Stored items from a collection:
---------------

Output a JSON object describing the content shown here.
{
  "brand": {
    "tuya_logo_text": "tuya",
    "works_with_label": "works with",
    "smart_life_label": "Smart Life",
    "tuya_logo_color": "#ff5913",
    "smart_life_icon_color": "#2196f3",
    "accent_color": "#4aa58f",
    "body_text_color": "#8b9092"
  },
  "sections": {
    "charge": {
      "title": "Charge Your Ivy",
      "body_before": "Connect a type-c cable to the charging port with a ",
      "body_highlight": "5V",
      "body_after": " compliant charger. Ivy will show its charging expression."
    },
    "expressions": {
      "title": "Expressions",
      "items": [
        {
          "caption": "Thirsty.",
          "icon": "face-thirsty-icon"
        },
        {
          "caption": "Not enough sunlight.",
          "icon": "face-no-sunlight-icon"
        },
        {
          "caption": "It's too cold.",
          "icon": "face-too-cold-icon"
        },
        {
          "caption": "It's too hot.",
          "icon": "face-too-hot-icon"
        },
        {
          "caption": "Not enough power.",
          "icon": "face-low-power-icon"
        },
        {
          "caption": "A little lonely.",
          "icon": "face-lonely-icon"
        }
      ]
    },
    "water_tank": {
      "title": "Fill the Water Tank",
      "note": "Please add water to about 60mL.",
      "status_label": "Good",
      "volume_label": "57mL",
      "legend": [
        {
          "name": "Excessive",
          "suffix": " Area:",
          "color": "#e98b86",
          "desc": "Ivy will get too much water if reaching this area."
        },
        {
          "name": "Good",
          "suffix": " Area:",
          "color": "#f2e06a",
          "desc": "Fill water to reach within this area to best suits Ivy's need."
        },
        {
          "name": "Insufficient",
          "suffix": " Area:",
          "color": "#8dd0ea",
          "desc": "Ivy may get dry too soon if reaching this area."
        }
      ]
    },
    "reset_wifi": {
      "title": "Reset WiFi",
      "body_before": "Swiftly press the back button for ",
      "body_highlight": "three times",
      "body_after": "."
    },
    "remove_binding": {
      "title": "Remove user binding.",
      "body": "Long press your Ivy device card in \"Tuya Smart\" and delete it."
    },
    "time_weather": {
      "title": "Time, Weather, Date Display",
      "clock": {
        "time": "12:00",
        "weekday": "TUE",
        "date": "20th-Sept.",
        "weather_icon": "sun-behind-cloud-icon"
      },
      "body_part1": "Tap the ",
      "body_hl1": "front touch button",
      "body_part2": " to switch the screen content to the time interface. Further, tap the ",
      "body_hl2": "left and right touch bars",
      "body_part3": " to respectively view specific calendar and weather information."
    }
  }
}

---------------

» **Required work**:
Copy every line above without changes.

» **Written response**:
Output a JSON object describing the content shown here.
{
  "brand": {
    "tuya_logo_text": "tuya",
    "works_with_label": "works with",
    "smart_life_label": "Smart Life",
    "tuya_logo_color": "#ff5913",
    "smart_life_icon_color": "#2196f3",
    "accent_color": "#4aa58f",
    "body_text_color": "#8b9092"
  },
  "sections": {
    "charge": {
      "title": "Charge Your Ivy",
      "body_before": "Connect a type-c cable to the charging port with a ",
      "body_highlight": "5V",
      "body_after": " compliant charger. Ivy will show its charging expression."
    },
    "expressions": {
      "title": "Expressions",
      "items": [
        {
          "caption": "Thirsty.",
          "icon": "face-thirsty-icon"
        },
        {
          "caption": "Not enough sunlight.",
          "icon": "face-no-sunlight-icon"
        },
        {
          "caption": "It's too cold.",
          "icon": "face-too-cold-icon"
        },
        {
          "caption": "It's too hot.",
          "icon": "face-too-hot-icon"
        },
        {
          "caption": "Not enough power.",
          "icon": "face-low-power-icon"
        },
        {
          "caption": "A little lonely.",
          "icon": "face-lonely-icon"
        }
      ]
    },
    "water_tank": {
      "title": "Fill the Water Tank",
      "note": "Please add water to about 60mL.",
      "status_label": "Good",
      "volume_label": "57mL",
      "legend": [
        {
          "name": "Excessive",
          "suffix": " Area:",
          "color": "#e98b86",
          "desc": "Ivy will get too much water if reaching this area."
        },
        {
          "name": "Good",
          "suffix": " Area:",
          "color": "#f2e06a",
          "desc": "Fill water to reach within this area to best suits Ivy's need."
        },
        {
          "name": "Insufficient",
          "suffix": " Area:",
          "color": "#8dd0ea",
          "desc": "Ivy may get dry too soon if reaching this area."
        }
      ]
    },
    "reset_wifi": {
      "title": "Reset WiFi",
      "body_before": "Swiftly press the back button for ",
      "body_highlight": "three times",
      "body_after": "."
    },
    "remove_binding": {
      "title": "Remove user binding.",
      "body": "Long press your Ivy device card in \"Tuya Smart\" and delete it."
    },
    "time_weather": {
      "title": "Time, Weather, Date Display",
      "clock": {
        "time": "12:00",
        "weekday": "TUE",
        "date": "20th-Sept.",
        "weather_icon": "sun-behind-cloud-icon"
      },
      "body_part1": "Tap the ",
      "body_hl1": "front touch button",
      "body_part2": " to switch the screen content to the time interface. Further, tap the ",
      "body_hl2": "left and right touch bars",
      "body_part3": " to respectively view specific calendar and weather information."
    }
  }
}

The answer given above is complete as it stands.